How have people sought to know, manipulate, and flourish in the natural world? What kinds of ideas, instruments, and social relationships have they developed in the process? How have these differed across time and place? How does innovation occur? How is it rewarded or regulated? Who gets to count as a reliable source of knowledge? Who is excluded from the benefits of that knowledge? What is an experiment? And are there ones that shouldn’t be performed? These questions are central to the historical study of science, technology, and medicine. Ethics, privacy, media, access to healthcare, human difference, environmental catastrophe, emerging and enduring infectious diseases, markets, mining, design, war, security, gender and reproductive politics, aging, and consciousness are among the many topics that Yale historians study and teach. This pathway provides a powerful framework for navigating and perhaps even remaking a world that has been transformed by the pursuit of knowledge, innovation, and well-being.    
Faculty advisers: Paola Bertucci, Deborah Coen, Ivano Dal Prete, Joanna Radin, Chitra Ramalingam, William Rankin, Naomi Rogers, John Warner
Specialist Track requirements: Students specializing in this region must complete at least five of the courses listed below. For additional requirements of the major, see Requirements of the Major.
Differences with HSHM Major: The Science, Technology, and Medicine Pathway within the History major includes many of the same course offerings as the full History of Science/History of Medicine major. The requirements of the two majors differ substantially, however. HSHM majors concentrate almost exclusively within the history of science and medicine.

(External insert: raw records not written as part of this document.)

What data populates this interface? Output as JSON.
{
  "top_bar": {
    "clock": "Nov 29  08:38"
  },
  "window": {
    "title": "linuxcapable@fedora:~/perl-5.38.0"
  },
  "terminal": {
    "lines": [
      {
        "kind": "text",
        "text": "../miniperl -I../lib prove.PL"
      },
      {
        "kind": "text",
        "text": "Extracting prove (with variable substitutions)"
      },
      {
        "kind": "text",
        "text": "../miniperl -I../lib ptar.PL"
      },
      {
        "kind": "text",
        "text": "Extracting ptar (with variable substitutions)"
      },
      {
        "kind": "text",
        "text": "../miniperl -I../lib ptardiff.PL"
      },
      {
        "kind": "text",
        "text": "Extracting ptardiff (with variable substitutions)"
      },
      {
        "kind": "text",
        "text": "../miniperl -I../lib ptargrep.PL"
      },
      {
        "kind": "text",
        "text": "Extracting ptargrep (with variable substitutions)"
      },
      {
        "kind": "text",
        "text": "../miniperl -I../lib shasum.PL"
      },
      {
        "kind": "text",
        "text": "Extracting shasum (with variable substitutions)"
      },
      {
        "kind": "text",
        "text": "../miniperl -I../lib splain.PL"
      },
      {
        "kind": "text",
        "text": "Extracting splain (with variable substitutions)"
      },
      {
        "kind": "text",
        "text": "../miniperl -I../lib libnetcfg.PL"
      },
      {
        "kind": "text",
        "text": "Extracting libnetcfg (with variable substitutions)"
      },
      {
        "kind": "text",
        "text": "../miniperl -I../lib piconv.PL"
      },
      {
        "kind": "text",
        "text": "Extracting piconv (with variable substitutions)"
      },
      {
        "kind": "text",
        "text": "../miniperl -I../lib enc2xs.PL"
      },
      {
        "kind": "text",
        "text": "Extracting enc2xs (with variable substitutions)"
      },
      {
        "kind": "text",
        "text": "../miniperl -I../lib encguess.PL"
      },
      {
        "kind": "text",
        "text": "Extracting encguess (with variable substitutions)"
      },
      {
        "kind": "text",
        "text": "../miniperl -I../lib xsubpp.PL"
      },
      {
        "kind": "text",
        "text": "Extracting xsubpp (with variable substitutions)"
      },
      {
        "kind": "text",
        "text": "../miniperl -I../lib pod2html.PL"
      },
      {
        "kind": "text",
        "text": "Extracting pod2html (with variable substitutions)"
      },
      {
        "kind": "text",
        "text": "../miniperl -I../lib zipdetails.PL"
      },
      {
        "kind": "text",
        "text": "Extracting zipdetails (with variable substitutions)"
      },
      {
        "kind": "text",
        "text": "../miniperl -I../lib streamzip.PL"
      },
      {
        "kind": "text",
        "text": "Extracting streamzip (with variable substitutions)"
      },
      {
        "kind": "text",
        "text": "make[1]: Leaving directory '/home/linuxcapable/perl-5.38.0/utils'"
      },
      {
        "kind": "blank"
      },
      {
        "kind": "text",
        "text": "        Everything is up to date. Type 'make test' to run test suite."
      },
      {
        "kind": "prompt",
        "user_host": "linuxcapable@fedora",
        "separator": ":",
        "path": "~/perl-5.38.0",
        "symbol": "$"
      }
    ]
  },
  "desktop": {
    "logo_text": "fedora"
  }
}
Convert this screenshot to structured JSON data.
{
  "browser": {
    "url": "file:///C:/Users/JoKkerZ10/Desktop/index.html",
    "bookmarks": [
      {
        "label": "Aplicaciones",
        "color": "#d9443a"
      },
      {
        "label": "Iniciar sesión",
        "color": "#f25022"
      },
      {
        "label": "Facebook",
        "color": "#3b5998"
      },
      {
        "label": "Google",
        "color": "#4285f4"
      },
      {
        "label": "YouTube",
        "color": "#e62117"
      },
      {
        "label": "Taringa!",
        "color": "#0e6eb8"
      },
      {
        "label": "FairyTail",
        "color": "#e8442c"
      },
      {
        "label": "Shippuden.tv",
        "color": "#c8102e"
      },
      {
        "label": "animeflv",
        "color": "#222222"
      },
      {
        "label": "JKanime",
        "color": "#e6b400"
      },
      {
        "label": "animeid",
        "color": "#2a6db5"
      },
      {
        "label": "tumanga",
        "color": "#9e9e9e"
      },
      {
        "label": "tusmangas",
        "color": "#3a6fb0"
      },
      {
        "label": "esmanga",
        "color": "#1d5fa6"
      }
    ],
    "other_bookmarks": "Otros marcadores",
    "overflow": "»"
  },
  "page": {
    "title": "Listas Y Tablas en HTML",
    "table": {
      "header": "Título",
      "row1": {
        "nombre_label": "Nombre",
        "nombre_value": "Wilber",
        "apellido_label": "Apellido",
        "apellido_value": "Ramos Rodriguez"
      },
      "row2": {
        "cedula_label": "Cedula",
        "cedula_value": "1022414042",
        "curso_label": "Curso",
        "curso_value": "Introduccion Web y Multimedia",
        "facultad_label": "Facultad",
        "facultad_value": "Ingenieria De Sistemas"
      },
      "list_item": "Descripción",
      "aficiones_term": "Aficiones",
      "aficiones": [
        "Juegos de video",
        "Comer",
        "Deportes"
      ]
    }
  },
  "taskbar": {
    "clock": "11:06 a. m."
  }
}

History majors on Specialist Track take five courses in these areas but also take several courses in other areas of historical study.
Course numbers: History course numbers denote region of the world rather than degree of difficulty. 100-level courses are U.S. history; 200-level are European history; 300-level include courses from Asia, Africa, the Middle East, and Latin America; 400-level courses are global, covering many regions of the world.
Course numbers also convey information about the type of course being offered. Courses beginning with “0” (i.e. HIST 012) are freshman seminars; courses with a three-digit number (i.e. HIST 113) are lectures, open to all students; courses with a “J” suffix (i.e. HIST 136J) are departmental seminars.
Students may petition the Director of Undergraduate Studies to include other HIST courses within a pathway if their written work for the course is directly relevant to the pathway. For forms, see Essie Barros.